● **DESCRIPTION OF THE TASK**
In the entries below, find the lines with the word "tail" and copy them.

● **MATERIAL FOR THIS TASK**
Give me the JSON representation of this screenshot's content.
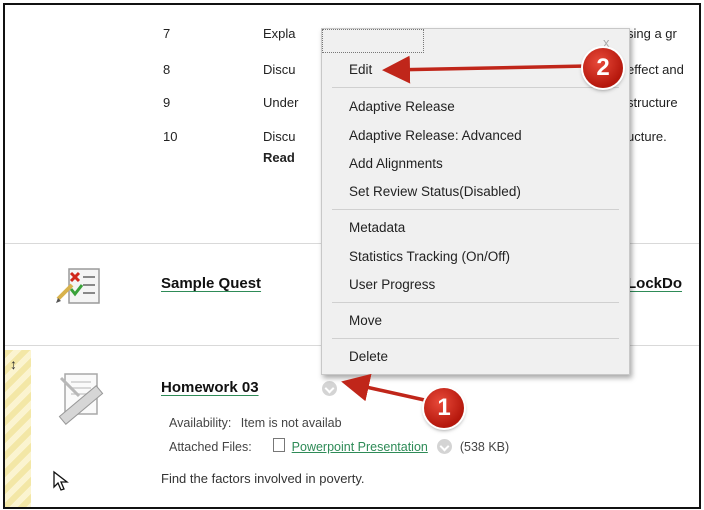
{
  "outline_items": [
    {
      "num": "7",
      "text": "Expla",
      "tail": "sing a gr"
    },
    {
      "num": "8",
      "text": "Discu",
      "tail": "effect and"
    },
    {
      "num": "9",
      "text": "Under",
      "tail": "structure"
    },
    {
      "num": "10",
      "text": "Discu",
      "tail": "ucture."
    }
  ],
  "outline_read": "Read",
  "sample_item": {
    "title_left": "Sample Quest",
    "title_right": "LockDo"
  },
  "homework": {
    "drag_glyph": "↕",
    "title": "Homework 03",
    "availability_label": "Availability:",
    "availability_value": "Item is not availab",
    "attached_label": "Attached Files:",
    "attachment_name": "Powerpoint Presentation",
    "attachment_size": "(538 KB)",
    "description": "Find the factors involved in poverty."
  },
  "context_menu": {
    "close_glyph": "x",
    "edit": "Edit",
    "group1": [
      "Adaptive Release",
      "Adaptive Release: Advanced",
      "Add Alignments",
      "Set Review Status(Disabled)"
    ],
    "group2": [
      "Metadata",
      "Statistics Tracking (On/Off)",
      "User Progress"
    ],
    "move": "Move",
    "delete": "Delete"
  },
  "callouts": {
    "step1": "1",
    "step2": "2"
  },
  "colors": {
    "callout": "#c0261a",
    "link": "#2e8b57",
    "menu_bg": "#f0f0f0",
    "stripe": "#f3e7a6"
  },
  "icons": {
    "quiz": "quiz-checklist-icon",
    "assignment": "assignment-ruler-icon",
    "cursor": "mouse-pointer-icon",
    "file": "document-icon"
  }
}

● **YOUR SOLUTION**
      "tail": "sing a gr"
      "tail": "effect and"
      "tail": "structure"
      "tail": "ucture."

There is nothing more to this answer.